Russia has suffered no consequences or accountability for these crimes—nor for attacks that destroyed or severely damaged hospitals in Chechnya's capital, Grozny, during Russia’s invasion in 1994-95 and again during its 1999-2000 campaign that destroyed much of the city.
Russia is now applying these same tactics to Ukraine. Unless the architects of this war and other perpetrators are held accountable, violations like these will continue and likely worsen.
While securing a ceasefire and access for humanitarian assistance to Ukraine is a clear priority, it is also urgent that independent health and human rights organizations such as Physicians for Human Rights (PHR) rigorously investigate and document evidence that can be used by international justice mechanisms to hold perpetrators accountable and push back against lies and propaganda spread by Russian officials.
The International Criminal Court’s prosecutor has already found there is sufficient evidence to launch an investigation in Ukraine for potential war crimes and crimes against humanity, while the United Nations has also established a Commission of Inquiry to investigate violations of human rights and international humanitarian law “stemming from the Russian aggression in Ukraine.”8
The world must insist on the enforcement of UN Security Council Resolution 2286's safeguards to protect healthcare in conflict and ensure that evidence of war crimes and other human rights violations is meticulously gathered, preserved, and documented. As Peter Maurer, president of the International Committee for the Red Cross has noted: “After outrage must come action, not complacency.”9 The haunting image of a pregnant woman in Mariupol reminds us.

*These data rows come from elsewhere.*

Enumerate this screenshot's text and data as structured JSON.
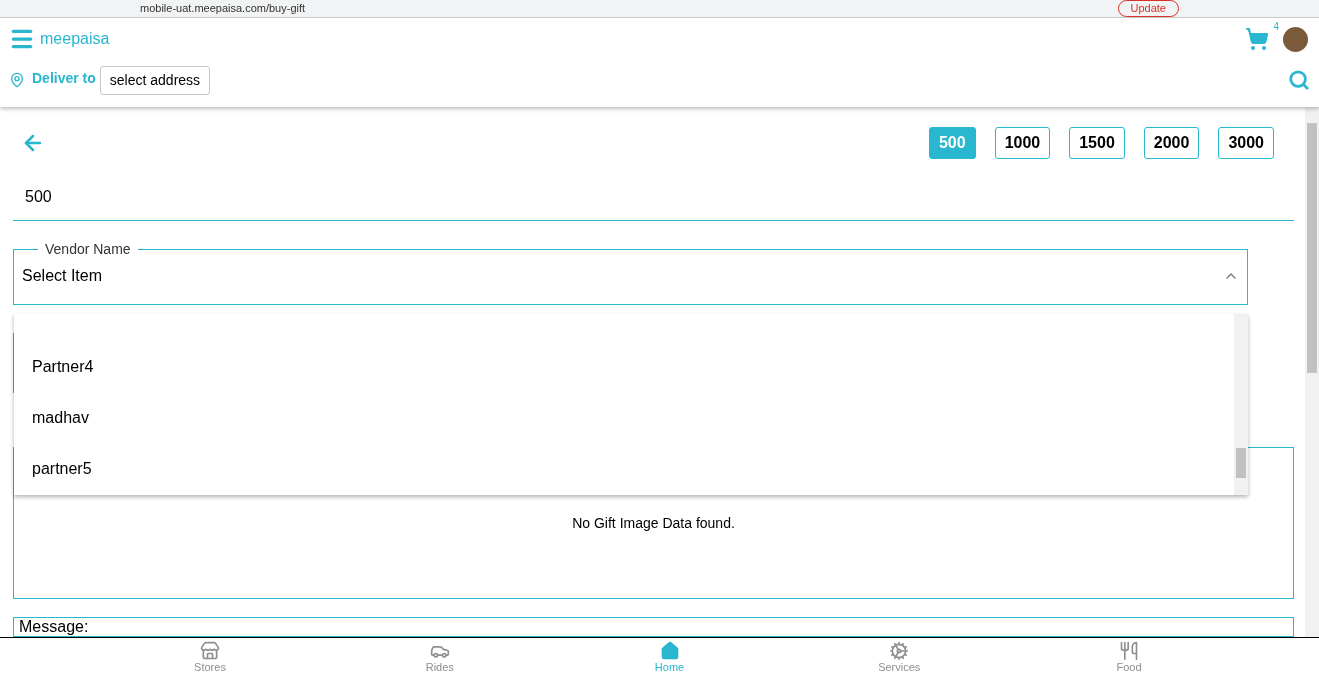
{
  "browser": {
    "url": "mobile-uat.meepaisa.com/buy-gift",
    "update_button": "Update"
  },
  "header": {
    "logo": "meepaisa",
    "cart_count": "4",
    "deliver_label": "Deliver to",
    "address_button": "select address"
  },
  "amounts": [
    {
      "label": "500",
      "selected": true
    },
    {
      "label": "1000",
      "selected": false
    },
    {
      "label": "1500",
      "selected": false
    },
    {
      "label": "2000",
      "selected": false
    },
    {
      "label": "3000",
      "selected": false
    }
  ],
  "amount_value": "500",
  "vendor_field": {
    "label": "Vendor Name",
    "value": "Select Item",
    "expanded": true,
    "options": [
      "Partner4",
      "madhav",
      "partner5"
    ]
  },
  "gift_image_message": "No Gift Image Data found.",
  "message_label": "Message:",
  "bottom_nav": [
    {
      "label": "Stores",
      "selected": false
    },
    {
      "label": "Rides",
      "selected": false
    },
    {
      "label": "Home",
      "selected": true
    },
    {
      "label": "Services",
      "selected": false
    },
    {
      "label": "Food",
      "selected": false
    }
  ]
}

Competing interests: none declared
Provenance and peer review: commissioned, not peer reviewed